Requiring unquestioning obedience
This may include requiring obedience to the abuser, with an implicit or explicit suggestion that this equates to obedience to God. People may feel unable to make their own choices and can feel pressured into providing financial, emotional and psychological support, service or even sexual activity in order to please their abuser and, it may be implied, to please God.

Using a sense of divine position to exert pressure to conform and suggesting this position is unchallengeable
A spiritually abusive culture or relationship can be characterised by a pattern of coercion and control, in which an individual’s fear of disobeying God is used to require them to act or adopt a pattern of behaviour without there being free consent.

Enforced accountability
This may include being required to be accountable to another without consent, and without choice and control over boundary setting in the relationship. It should be noted that there are times when accountability is required (for example, where there is a safeguarding agreement), but these are enacted in accordance with our Safeguarding Policies and never as a punishment.

Exclusion or isolation of individuals as a punishment for non-compliance
An individual may be isolated from others due to perceived non-conformity or disobedience.

Coercing behaviour through exploitation and manipulation
This may include extreme pressure to conform, for example requiring a degree of commitment to the church or the abuser that exceeds what is required of others in the church. The level of commitment may be equated to an individual’s loyalty to the abuser or to God.

Publicly shaming and humiliating individuals in order to control their behaviour
Individuals may experience public shaming and humiliation because of a perceived lack of obedience or conformity.

Threats of spiritual consequences
This may include exercising control through threats of spiritual consequences for non-compliance with personal directives.

Inappropriate mentoring relationships
The misuse of the pastoral relationship in such a way that the mentor does not hold appropriate boundaries, and justifies this by theology, scripture or by claiming special spiritual insight or divine sanction.

Reporting Concerns of Spiritual Abuse

Hearing about and listening to disclosures of spiritual abuse can be particularly challenging on a personal level, particularly as they touch on individual faith beliefs. However, here at South West London Vineyard, we want to do all we can to ensure our church community remains a safe place for all.

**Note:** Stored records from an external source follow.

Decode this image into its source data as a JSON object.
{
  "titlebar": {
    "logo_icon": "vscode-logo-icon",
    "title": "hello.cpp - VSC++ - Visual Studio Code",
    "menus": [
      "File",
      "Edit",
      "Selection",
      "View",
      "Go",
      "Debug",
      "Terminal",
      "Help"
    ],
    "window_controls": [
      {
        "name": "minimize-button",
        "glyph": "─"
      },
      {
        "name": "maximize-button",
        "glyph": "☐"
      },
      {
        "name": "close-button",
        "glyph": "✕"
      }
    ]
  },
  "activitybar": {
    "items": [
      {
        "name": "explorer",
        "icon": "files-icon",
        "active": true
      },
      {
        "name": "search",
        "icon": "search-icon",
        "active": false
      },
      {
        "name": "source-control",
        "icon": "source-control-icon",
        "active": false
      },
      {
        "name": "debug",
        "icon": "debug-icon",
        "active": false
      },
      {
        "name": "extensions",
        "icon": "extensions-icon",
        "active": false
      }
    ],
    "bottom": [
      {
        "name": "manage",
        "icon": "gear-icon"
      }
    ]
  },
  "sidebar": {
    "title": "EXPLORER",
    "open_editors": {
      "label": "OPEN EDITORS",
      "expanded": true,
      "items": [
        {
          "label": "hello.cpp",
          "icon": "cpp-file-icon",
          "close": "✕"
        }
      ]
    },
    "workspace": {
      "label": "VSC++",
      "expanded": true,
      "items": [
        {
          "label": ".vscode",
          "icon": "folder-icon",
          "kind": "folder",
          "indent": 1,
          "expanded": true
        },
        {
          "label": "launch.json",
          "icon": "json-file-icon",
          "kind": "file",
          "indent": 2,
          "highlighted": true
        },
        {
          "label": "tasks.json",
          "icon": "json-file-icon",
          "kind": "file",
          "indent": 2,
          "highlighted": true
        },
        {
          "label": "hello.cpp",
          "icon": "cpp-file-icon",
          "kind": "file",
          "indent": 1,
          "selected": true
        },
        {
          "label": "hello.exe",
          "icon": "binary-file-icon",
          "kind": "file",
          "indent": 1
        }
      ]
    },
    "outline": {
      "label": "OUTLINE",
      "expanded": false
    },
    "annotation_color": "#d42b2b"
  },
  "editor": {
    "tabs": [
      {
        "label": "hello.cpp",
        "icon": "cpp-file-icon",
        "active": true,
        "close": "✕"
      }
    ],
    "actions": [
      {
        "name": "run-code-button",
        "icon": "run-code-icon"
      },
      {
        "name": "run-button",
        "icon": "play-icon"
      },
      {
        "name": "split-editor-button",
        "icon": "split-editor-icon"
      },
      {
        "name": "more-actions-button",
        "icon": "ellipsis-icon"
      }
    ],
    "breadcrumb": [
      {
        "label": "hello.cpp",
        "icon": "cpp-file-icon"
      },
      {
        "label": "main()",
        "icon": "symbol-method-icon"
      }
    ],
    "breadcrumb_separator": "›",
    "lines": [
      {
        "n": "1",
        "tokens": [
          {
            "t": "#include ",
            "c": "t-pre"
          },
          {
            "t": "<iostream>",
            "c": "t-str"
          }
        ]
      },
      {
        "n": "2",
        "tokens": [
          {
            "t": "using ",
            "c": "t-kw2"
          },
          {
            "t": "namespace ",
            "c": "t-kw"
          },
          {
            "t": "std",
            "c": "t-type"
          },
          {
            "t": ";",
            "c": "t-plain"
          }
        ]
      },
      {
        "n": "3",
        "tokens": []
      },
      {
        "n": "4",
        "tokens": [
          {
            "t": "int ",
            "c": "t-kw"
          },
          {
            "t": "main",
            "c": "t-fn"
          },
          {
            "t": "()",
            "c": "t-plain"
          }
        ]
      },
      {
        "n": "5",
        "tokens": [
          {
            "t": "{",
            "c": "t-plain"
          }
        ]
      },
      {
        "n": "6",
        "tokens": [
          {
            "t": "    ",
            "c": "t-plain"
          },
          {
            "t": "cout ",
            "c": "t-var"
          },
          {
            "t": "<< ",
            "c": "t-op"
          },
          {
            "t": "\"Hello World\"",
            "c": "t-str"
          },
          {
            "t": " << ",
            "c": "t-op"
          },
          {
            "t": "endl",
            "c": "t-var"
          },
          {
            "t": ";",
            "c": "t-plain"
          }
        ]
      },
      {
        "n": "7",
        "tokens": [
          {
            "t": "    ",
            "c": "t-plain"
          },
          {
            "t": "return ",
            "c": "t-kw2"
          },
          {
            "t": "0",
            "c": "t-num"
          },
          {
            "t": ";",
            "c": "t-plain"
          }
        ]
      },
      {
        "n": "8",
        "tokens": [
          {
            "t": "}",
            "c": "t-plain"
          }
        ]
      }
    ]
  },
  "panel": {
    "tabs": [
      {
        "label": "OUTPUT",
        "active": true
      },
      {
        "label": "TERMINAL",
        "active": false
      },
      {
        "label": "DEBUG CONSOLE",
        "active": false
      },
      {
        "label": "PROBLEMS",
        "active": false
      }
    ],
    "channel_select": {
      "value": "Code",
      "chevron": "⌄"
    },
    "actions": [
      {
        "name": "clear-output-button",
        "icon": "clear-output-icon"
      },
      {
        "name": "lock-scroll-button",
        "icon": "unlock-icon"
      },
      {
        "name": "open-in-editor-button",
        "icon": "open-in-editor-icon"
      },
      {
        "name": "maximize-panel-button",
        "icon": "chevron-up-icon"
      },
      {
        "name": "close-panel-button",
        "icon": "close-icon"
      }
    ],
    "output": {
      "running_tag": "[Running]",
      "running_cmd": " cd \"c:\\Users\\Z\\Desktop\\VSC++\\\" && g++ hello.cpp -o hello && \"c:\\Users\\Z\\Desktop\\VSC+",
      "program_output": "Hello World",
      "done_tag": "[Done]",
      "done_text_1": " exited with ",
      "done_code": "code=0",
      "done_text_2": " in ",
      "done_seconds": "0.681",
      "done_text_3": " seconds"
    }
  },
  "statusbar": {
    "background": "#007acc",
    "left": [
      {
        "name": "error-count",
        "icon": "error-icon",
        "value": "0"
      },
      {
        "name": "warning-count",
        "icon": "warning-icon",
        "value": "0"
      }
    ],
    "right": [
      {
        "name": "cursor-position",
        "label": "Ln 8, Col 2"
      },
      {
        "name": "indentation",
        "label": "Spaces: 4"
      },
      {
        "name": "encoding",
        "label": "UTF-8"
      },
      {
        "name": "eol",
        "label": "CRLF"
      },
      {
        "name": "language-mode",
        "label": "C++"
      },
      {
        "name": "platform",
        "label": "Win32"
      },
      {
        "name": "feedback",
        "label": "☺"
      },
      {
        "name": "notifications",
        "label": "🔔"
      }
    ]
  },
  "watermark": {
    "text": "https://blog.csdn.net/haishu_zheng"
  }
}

For that reason, we would encourage anyone who has any concerns about any behaviours or patterns of behaviours they may have witnessed or experienced to find a safe way to talk about these matters with somebody that you trust and feel safe with.

The Trustees are available should you wish to raise any concerns you may have – no matter how small -and can be spoken to in-person or via email here: trustees@swlv.org.uk

If you concern relates to a safeguarding issue contact:

If you would prefer to talk with someone beyond South West London Vineyard, we would encourage you to do so, and you may find the following contact details helpful:

Whatever your concern – recent or non-recent, if it relates to safeguarding or concerns of spiritual abuse – or even if you’re not sure – call us on 0303 003 1111.

In an emergency, especially if someone is in immediate danger of harm, you should always call 999 straight away and ask for the police.

The Thirtyone:eight Safeguarding Helpline is staffed by trained professionals who provide safeguarding advice and guidance and operate an out of hours service for urgent calls.

Helpline: 0303 003 1111

Safe Spaces (for those abused within the church)
Call 0300 303 1056

Minister & Clergy Sexual Abuse Service (MACSAS)
MACSAS supports women and men who have been sexually abused, as children or adults, by ministers, clergy or others under the guise of the Church.
Helpline: 08088 010340

Association of Christian Counsellors (ACC)
Facilitate provision by Christians of quality counselling, psychotherapy and pastoral care.

British Association of Counselling and Psychotherapy (BACP)
Telephone: 01455 83300

Reviewed: February 2024